Exercise brief:
Pull every line holding the string "this" from the records below.

Records provided:
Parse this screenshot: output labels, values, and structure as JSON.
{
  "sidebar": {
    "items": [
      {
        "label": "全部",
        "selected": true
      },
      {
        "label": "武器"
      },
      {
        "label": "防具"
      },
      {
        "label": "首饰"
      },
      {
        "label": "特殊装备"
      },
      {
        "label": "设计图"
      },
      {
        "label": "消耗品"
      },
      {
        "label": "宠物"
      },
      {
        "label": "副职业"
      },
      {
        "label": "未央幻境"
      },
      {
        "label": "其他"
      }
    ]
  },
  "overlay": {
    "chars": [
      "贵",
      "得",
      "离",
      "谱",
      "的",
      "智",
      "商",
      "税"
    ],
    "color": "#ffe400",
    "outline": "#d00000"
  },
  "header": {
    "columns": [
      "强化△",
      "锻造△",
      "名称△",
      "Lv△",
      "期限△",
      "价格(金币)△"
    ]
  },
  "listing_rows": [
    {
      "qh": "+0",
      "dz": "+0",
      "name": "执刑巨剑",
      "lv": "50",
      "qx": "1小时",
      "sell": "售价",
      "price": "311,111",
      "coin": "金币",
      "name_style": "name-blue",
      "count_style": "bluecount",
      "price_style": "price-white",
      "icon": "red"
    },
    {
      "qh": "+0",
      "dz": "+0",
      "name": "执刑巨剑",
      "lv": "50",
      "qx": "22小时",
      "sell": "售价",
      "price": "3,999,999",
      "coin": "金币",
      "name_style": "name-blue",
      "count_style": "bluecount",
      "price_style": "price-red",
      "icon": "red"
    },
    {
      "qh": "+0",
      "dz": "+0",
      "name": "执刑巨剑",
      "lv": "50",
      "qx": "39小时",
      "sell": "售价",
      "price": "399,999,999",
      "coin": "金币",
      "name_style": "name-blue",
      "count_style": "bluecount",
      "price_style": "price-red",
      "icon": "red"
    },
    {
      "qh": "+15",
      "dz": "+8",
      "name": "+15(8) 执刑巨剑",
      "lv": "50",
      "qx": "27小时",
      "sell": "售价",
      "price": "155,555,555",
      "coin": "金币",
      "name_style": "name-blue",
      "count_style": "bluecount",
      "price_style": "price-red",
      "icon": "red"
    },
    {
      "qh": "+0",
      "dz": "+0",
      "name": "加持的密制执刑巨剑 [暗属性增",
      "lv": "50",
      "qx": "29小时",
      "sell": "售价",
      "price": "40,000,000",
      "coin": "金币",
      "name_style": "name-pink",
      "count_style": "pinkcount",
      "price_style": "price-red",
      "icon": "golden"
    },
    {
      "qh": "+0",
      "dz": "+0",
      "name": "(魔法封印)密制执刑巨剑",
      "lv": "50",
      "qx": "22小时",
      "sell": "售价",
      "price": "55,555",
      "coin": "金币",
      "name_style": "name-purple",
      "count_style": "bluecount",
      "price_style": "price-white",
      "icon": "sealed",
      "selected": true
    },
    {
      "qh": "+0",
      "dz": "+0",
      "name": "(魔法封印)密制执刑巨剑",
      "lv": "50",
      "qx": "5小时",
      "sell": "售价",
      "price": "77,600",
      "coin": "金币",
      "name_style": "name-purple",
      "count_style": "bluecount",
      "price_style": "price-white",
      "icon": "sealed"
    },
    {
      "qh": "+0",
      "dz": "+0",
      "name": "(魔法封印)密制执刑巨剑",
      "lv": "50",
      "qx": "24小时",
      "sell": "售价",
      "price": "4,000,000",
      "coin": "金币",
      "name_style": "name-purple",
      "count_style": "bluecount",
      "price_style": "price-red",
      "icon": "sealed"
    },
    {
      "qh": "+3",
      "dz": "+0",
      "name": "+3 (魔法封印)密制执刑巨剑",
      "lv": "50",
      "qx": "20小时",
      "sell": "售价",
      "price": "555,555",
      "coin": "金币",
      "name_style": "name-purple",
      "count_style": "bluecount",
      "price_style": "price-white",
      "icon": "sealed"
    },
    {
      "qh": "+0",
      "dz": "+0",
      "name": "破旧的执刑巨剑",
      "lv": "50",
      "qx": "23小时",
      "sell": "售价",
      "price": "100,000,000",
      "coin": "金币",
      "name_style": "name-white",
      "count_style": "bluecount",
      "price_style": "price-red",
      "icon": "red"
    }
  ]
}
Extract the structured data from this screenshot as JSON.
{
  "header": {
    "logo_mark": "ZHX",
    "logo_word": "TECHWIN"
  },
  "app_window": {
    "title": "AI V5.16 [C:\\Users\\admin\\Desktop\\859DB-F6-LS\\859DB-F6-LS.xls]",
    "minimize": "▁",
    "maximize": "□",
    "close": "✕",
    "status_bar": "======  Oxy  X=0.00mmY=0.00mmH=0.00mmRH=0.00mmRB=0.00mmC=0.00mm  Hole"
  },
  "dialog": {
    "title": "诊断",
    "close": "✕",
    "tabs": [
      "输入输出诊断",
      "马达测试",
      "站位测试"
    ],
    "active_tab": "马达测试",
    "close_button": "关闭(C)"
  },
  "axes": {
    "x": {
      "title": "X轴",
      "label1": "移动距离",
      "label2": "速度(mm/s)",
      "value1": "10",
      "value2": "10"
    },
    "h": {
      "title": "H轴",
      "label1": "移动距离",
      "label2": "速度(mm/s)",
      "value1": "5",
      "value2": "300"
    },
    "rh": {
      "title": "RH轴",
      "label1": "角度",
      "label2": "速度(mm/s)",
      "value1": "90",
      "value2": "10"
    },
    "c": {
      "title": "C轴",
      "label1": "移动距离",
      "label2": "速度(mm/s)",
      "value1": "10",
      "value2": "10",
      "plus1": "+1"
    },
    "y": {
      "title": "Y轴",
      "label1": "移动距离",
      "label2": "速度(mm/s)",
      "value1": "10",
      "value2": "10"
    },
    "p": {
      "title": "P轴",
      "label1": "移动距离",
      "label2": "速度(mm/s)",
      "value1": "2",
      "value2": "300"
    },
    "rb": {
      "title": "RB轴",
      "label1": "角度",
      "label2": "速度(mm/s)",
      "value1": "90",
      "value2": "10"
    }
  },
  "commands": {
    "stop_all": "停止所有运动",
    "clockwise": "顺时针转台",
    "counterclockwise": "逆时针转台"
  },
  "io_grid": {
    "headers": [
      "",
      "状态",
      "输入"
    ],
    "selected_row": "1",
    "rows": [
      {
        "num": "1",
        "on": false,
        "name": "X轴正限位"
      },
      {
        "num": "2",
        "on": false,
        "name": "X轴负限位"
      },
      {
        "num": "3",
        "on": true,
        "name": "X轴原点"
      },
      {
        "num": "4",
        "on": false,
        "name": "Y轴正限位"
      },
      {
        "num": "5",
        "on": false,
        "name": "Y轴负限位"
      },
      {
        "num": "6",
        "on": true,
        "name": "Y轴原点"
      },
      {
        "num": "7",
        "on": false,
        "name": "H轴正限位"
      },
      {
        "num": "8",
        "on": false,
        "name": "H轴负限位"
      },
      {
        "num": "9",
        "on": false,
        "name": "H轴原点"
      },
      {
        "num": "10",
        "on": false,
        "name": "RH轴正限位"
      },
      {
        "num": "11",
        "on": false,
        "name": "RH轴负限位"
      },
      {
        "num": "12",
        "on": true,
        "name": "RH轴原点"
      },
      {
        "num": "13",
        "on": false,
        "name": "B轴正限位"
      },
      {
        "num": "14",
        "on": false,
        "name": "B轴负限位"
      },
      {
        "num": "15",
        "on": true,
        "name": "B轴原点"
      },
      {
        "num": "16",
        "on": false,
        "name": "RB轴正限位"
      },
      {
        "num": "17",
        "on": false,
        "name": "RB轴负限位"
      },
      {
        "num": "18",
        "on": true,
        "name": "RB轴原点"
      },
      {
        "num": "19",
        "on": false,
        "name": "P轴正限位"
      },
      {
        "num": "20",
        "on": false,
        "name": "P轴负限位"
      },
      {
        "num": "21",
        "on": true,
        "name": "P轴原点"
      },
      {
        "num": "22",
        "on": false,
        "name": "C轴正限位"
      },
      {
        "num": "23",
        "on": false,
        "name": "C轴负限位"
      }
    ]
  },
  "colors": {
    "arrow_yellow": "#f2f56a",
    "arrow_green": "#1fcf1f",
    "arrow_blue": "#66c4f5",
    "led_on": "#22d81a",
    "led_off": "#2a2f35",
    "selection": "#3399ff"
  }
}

Reply:
Parse this screenshot: output labels, values, and structure as JSON.
Extract the structured data from this screenshot as JSON.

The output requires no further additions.